(Beginning of RECORDS FOR THE EXERCISE)

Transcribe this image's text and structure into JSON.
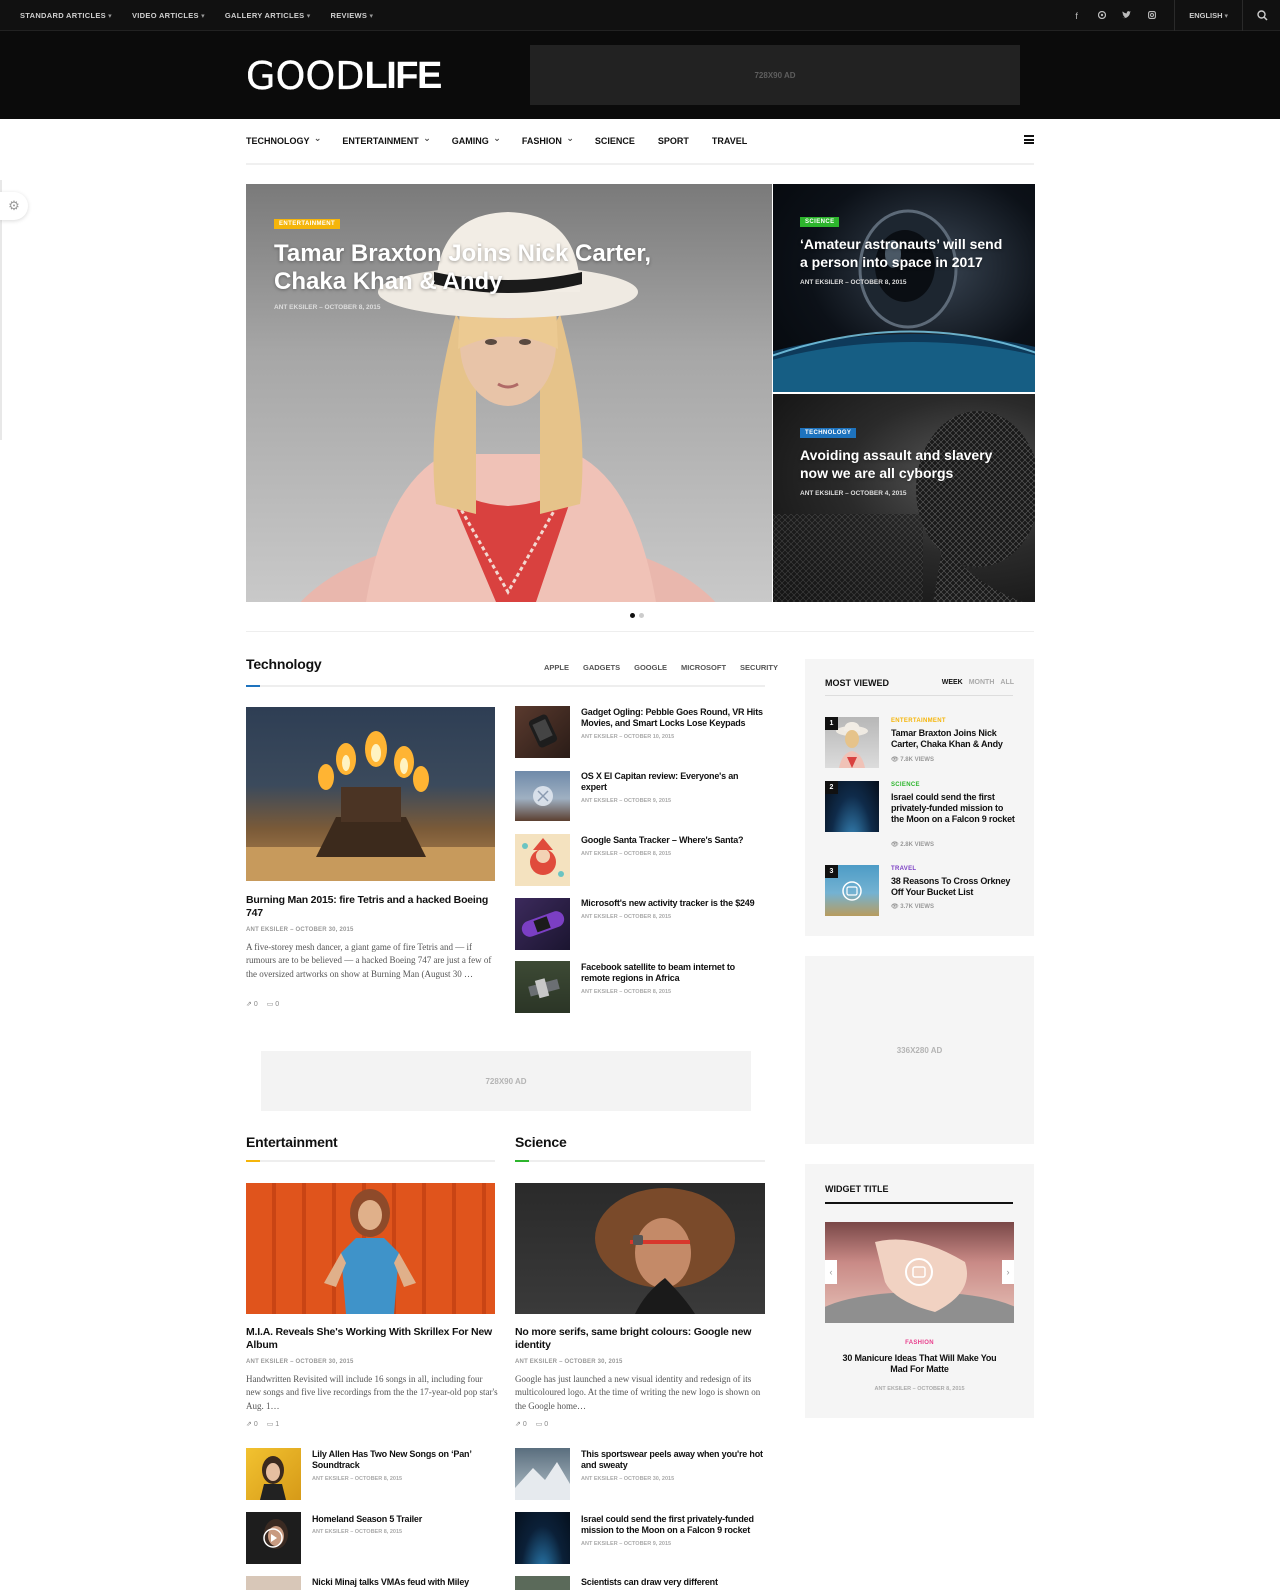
{
  "topbar": {
    "menu": [
      "STANDARD ARTICLES",
      "VIDEO ARTICLES",
      "GALLERY ARTICLES",
      "REVIEWS"
    ],
    "social_icons": [
      "facebook-icon",
      "pinterest-icon",
      "twitter-icon",
      "instagram-icon"
    ],
    "language": "ENGLISH"
  },
  "header": {
    "logo_thin": "GOOD",
    "logo_bold": "LIFE",
    "ad_label": "728X90 AD"
  },
  "nav": {
    "items": [
      {
        "label": "TECHNOLOGY",
        "dropdown": true
      },
      {
        "label": "ENTERTAINMENT",
        "dropdown": true
      },
      {
        "label": "GAMING",
        "dropdown": true
      },
      {
        "label": "FASHION",
        "dropdown": true
      },
      {
        "label": "SCIENCE",
        "dropdown": false
      },
      {
        "label": "SPORT",
        "dropdown": false
      },
      {
        "label": "TRAVEL",
        "dropdown": false
      }
    ]
  },
  "hero": {
    "main": {
      "tag": "ENTERTAINMENT",
      "title": "Tamar Braxton Joins Nick Carter, Chaka Khan & Andy",
      "meta": "ANT EKSILER – OCTOBER 8, 2015"
    },
    "side1": {
      "tag": "SCIENCE",
      "title": "‘Amateur astronauts’ will send a person into space in 2017",
      "meta": "ANT EKSILER – OCTOBER 8, 2015"
    },
    "side2": {
      "tag": "TECHNOLOGY",
      "title": "Avoiding assault and slavery now we are all cyborgs",
      "meta": "ANT EKSILER – OCTOBER 4, 2015"
    }
  },
  "technology": {
    "title": "Technology",
    "tabs": [
      "APPLE",
      "GADGETS",
      "GOOGLE",
      "MICROSOFT",
      "SECURITY"
    ],
    "featured": {
      "title": "Burning Man 2015: fire Tetris and a hacked Boeing 747",
      "meta": "ANT EKSILER – OCTOBER 30, 2015",
      "excerpt": "A five-storey mesh dancer, a giant game of fire Tetris and — if rumours are to be believed — a hacked Boeing 747 are just a few of the oversized artworks on show at Burning Man (August 30 …",
      "shares": "0",
      "comments": "0"
    },
    "list": [
      {
        "title": "Gadget Ogling: Pebble Goes Round, VR Hits Movies, and Smart Locks Lose Keypads",
        "meta": "ANT EKSILER – OCTOBER 10, 2015"
      },
      {
        "title": "OS X El Capitan review: Everyone's an expert",
        "meta": "ANT EKSILER – OCTOBER 9, 2015"
      },
      {
        "title": "Google Santa Tracker – Where's Santa?",
        "meta": "ANT EKSILER – OCTOBER 8, 2015"
      },
      {
        "title": "Microsoft's new activity tracker is the $249",
        "meta": "ANT EKSILER – OCTOBER 8, 2015"
      },
      {
        "title": "Facebook satellite to beam internet to remote regions in Africa",
        "meta": "ANT EKSILER – OCTOBER 8, 2015"
      }
    ]
  },
  "ad_inline": "728X90 AD",
  "entertainment": {
    "title": "Entertainment",
    "featured": {
      "title": "M.I.A. Reveals She's Working With Skrillex For New Album",
      "meta": "ANT EKSILER – OCTOBER 30, 2015",
      "excerpt": "Handwritten Revisited will include 16 songs in all, including four new songs and five live recordings from the the 17-year-old pop star's Aug. 1…",
      "shares": "0",
      "comments": "1"
    },
    "list": [
      {
        "title": "Lily Allen Has Two New Songs on ‘Pan’ Soundtrack",
        "meta": "ANT EKSILER – OCTOBER 8, 2015"
      },
      {
        "title": "Homeland Season 5 Trailer",
        "meta": "ANT EKSILER – OCTOBER 8, 2015"
      },
      {
        "title": "Nicki Minaj talks VMAs feud with Miley",
        "meta": ""
      }
    ]
  },
  "science": {
    "title": "Science",
    "featured": {
      "title": "No more serifs, same bright colours: Google new identity",
      "meta": "ANT EKSILER – OCTOBER 30, 2015",
      "excerpt": "Google has just launched a new visual identity and redesign of its multicoloured logo. At the time of writing the new logo is shown on the Google home…",
      "shares": "0",
      "comments": "0"
    },
    "list": [
      {
        "title": "This sportswear peels away when you're hot and sweaty",
        "meta": "ANT EKSILER – OCTOBER 30, 2015"
      },
      {
        "title": "Israel could send the first privately-funded mission to the Moon on a Falcon 9 rocket",
        "meta": "ANT EKSILER – OCTOBER 9, 2015"
      },
      {
        "title": "Scientists can draw very different",
        "meta": ""
      }
    ]
  },
  "most_viewed": {
    "title": "MOST VIEWED",
    "tabs": [
      "WEEK",
      "MONTH",
      "ALL"
    ],
    "items": [
      {
        "num": "1",
        "cat": "ENTERTAINMENT",
        "cat_color": "#f5b50a",
        "title": "Tamar Braxton Joins Nick Carter, Chaka Khan & Andy",
        "views": "7.8K VIEWS"
      },
      {
        "num": "2",
        "cat": "SCIENCE",
        "cat_color": "#2db52d",
        "title": "Israel could send the first privately-funded mission to the Moon on a Falcon 9 rocket",
        "views": "2.8K VIEWS"
      },
      {
        "num": "3",
        "cat": "TRAVEL",
        "cat_color": "#7b3fc4",
        "title": "38 Reasons To Cross Orkney Off Your Bucket List",
        "views": "3.7K VIEWS"
      }
    ]
  },
  "ad_side": "336X280 AD",
  "widget": {
    "title": "WIDGET TITLE",
    "cat": "FASHION",
    "cat_color": "#e83e8c",
    "post_title": "30 Manicure Ideas That Will Make You Mad For Matte",
    "meta": "ANT EKSILER – OCTOBER 8, 2015"
  },
  "colors": {
    "accent_tech": "#1e73be",
    "accent_ent": "#f5b50a",
    "accent_sci": "#2db52d"
  }
}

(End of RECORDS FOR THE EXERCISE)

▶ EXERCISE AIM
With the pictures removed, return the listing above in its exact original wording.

▶ RESPONSE TO THIS EXERCISE
Transcribe this image's text and structure into JSON.
{
  "topbar": {
    "menu": [
      "STANDARD ARTICLES",
      "VIDEO ARTICLES",
      "GALLERY ARTICLES",
      "REVIEWS"
    ],
    "social_icons": [
      "facebook-icon",
      "pinterest-icon",
      "twitter-icon",
      "instagram-icon"
    ],
    "language": "ENGLISH"
  },
  "header": {
    "logo_thin": "GOOD",
    "logo_bold": "LIFE",
    "ad_label": "728X90 AD"
  },
  "nav": {
    "items": [
      {
        "label": "TECHNOLOGY",
        "dropdown": true
      },
      {
        "label": "ENTERTAINMENT",
        "dropdown": true
      },
      {
        "label": "GAMING",
        "dropdown": true
      },
      {
        "label": "FASHION",
        "dropdown": true
      },
      {
        "label": "SCIENCE",
        "dropdown": false
      },
      {
        "label": "SPORT",
        "dropdown": false
      },
      {
        "label": "TRAVEL",
        "dropdown": false
      }
    ]
  },
  "hero": {
    "main": {
      "tag": "ENTERTAINMENT",
      "title": "Tamar Braxton Joins Nick Carter, Chaka Khan & Andy",
      "meta": "ANT EKSILER – OCTOBER 8, 2015"
    },
    "side1": {
      "tag": "SCIENCE",
      "title": "‘Amateur astronauts’ will send a person into space in 2017",
      "meta": "ANT EKSILER – OCTOBER 8, 2015"
    },
    "side2": {
      "tag": "TECHNOLOGY",
      "title": "Avoiding assault and slavery now we are all cyborgs",
      "meta": "ANT EKSILER – OCTOBER 4, 2015"
    }
  },
  "technology": {
    "title": "Technology",
    "tabs": [
      "APPLE",
      "GADGETS",
      "GOOGLE",
      "MICROSOFT",
      "SECURITY"
    ],
    "featured": {
      "title": "Burning Man 2015: fire Tetris and a hacked Boeing 747",
      "meta": "ANT EKSILER – OCTOBER 30, 2015",
      "excerpt": "A five-storey mesh dancer, a giant game of fire Tetris and — if rumours are to be believed — a hacked Boeing 747 are just a few of the oversized artworks on show at Burning Man (August 30 …",
      "shares": "0",
      "comments": "0"
    },
    "list": [
      {
        "title": "Gadget Ogling: Pebble Goes Round, VR Hits Movies, and Smart Locks Lose Keypads",
        "meta": "ANT EKSILER – OCTOBER 10, 2015"
      },
      {
        "title": "OS X El Capitan review: Everyone's an expert",
        "meta": "ANT EKSILER – OCTOBER 9, 2015"
      },
      {
        "title": "Google Santa Tracker – Where's Santa?",
        "meta": "ANT EKSILER – OCTOBER 8, 2015"
      },
      {
        "title": "Microsoft's new activity tracker is the $249",
        "meta": "ANT EKSILER – OCTOBER 8, 2015"
      },
      {
        "title": "Facebook satellite to beam internet to remote regions in Africa",
        "meta": "ANT EKSILER – OCTOBER 8, 2015"
      }
    ]
  },
  "ad_inline": "728X90 AD",
  "entertainment": {
    "title": "Entertainment",
    "featured": {
      "title": "M.I.A. Reveals She's Working With Skrillex For New Album",
      "meta": "ANT EKSILER – OCTOBER 30, 2015",
      "excerpt": "Handwritten Revisited will include 16 songs in all, including four new songs and five live recordings from the the 17-year-old pop star's Aug. 1…",
      "shares": "0",
      "comments": "1"
    },
    "list": [
      {
        "title": "Lily Allen Has Two New Songs on ‘Pan’ Soundtrack",
        "meta": "ANT EKSILER – OCTOBER 8, 2015"
      },
      {
        "title": "Homeland Season 5 Trailer",
        "meta": "ANT EKSILER – OCTOBER 8, 2015"
      },
      {
        "title": "Nicki Minaj talks VMAs feud with Miley",
        "meta": ""
      }
    ]
  },
  "science": {
    "title": "Science",
    "featured": {
      "title": "No more serifs, same bright colours: Google new identity",
      "meta": "ANT EKSILER – OCTOBER 30, 2015",
      "excerpt": "Google has just launched a new visual identity and redesign of its multicoloured logo. At the time of writing the new logo is shown on the Google home…",
      "shares": "0",
      "comments": "0"
    },
    "list": [
      {
        "title": "This sportswear peels away when you're hot and sweaty",
        "meta": "ANT EKSILER – OCTOBER 30, 2015"
      },
      {
        "title": "Israel could send the first privately-funded mission to the Moon on a Falcon 9 rocket",
        "meta": "ANT EKSILER – OCTOBER 9, 2015"
      },
      {
        "title": "Scientists can draw very different",
        "meta": ""
      }
    ]
  },
  "most_viewed": {
    "title": "MOST VIEWED",
    "tabs": [
      "WEEK",
      "MONTH",
      "ALL"
    ],
    "items": [
      {
        "num": "1",
        "cat": "ENTERTAINMENT",
        "cat_color": "#f5b50a",
        "title": "Tamar Braxton Joins Nick Carter, Chaka Khan & Andy",
        "views": "7.8K VIEWS"
      },
      {
        "num": "2",
        "cat": "SCIENCE",
        "cat_color": "#2db52d",
        "title": "Israel could send the first privately-funded mission to the Moon on a Falcon 9 rocket",
        "views": "2.8K VIEWS"
      },
      {
        "num": "3",
        "cat": "TRAVEL",
        "cat_color": "#7b3fc4",
        "title": "38 Reasons To Cross Orkney Off Your Bucket List",
        "views": "3.7K VIEWS"
      }
    ]
  },
  "ad_side": "336X280 AD",
  "widget": {
    "title": "WIDGET TITLE",
    "cat": "FASHION",
    "cat_color": "#e83e8c",
    "post_title": "30 Manicure Ideas That Will Make You Mad For Matte",
    "meta": "ANT EKSILER – OCTOBER 8, 2015"
  },
  "colors": {
    "accent_tech": "#1e73be",
    "accent_ent": "#f5b50a",
    "accent_sci": "#2db52d"
  }
}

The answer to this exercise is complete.